Della Scala then won control over Treviso, Italy: this was a massive military accomplishment, and the “last act in Cangrande’s long struggle to control the entire region of Veneto in northern Italy,” (Discovery). Immediately after this momentous success, he fell terribly sick and died at the young age of 38. Why?

The official cause of death was due to a polluted spring that Cangrande seemingly drank from, but rumors of his being poisoned began to spread. The entire ordeal was a mystery, and remained that way for centuries; in fact, it wasn’t until very recently, when his body was found by a team of archaeologists in 2004, that the pieces began to fall into place.

Tomb of Cangrande

The role of archaeology in uncovering mysteries such as the murder of Cangrande is absolutely integral—by looking at stomach contents, fecal material, and tooth decay, archaeologists are capable of turning centuries-old rumors into a historical narrative that we can learn from today.

Upon closer examination of the great Cangrande’s body, signs of arthritis, recently regurgitated food, tuberculosis, and potential cirrhosis were discovered, but nothing pointing to his mysterious death was found—until the team began to look at what he most recently consumed before his sudden demise.

Timeline of Autopsy: a.) Stone cover of the sarcophagus b.) Body upon immediately opening stone cover c.) Body wrapped in burial clothing d.) Body at beginning of autopsy

Samples of feces were taken, and analyses showed the presence of chamomile, mulberry, and foxglove, also referred to as Digitalis. Foxglove can cause “gastrointestinal distress, drooling, and…seizures,” and is highly lethal in larger doses (Smithsonian).

Archaeologists were then able to deduce that Cangrande must have been given a deadly amount of foxglove, most likely disguised in a chamomile tea. It is highly likely that this was done to suppress the warlord’s rising and seemingly unstoppable power in Verona and northern Italy. Whether it was done by a political or personal enemy, it isn’t clear—this may be the next age-old mystery for archaeologists to crack.

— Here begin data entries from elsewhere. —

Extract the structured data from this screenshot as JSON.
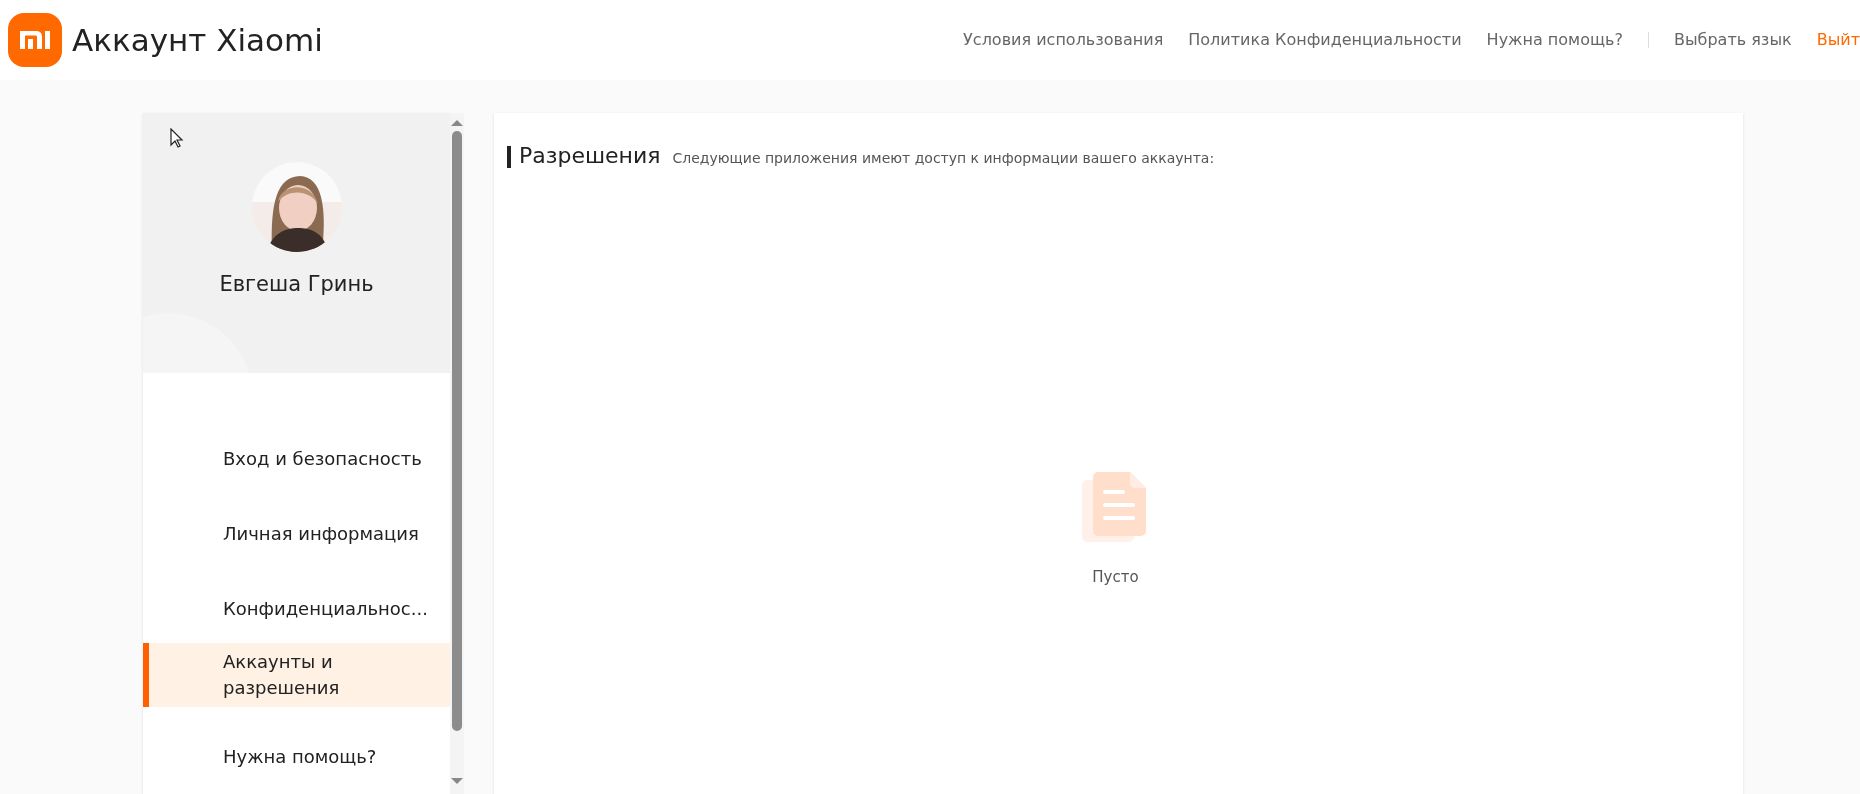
{
  "header": {
    "brand": "Аккаунт Xiaomi",
    "links": [
      {
        "label": "Условия использования",
        "kind": "link"
      },
      {
        "label": "Политика Конфиденциальности",
        "kind": "link"
      },
      {
        "label": "Нужна помощь?",
        "kind": "link"
      },
      {
        "label": "Выбрать язык",
        "kind": "link"
      },
      {
        "label": "Выйт",
        "kind": "logout"
      }
    ]
  },
  "sidebar": {
    "profile": {
      "name": "Евгеша Гринь"
    },
    "items": [
      {
        "label": "Вход и безопасность",
        "selected": false
      },
      {
        "label": "Личная информация",
        "selected": false
      },
      {
        "label": "Конфиденциальнос...",
        "selected": false
      },
      {
        "label": "Аккаунты и разрешения",
        "selected": true
      },
      {
        "label": "Нужна помощь?",
        "selected": false
      }
    ]
  },
  "main": {
    "title": "Разрешения",
    "subtitle": "Следующие приложения имеют доступ к информации вашего аккаунта:",
    "empty_text": "Пусто"
  }
}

Sources and Further Reading:


Cangrande Biography by Brown University

700-Year-Old Murder Mystery by Discovery

Mummy Poop Solves Mystery by Smithsonian Magazine

Scholarly Article and Autopsy by Paleopatologia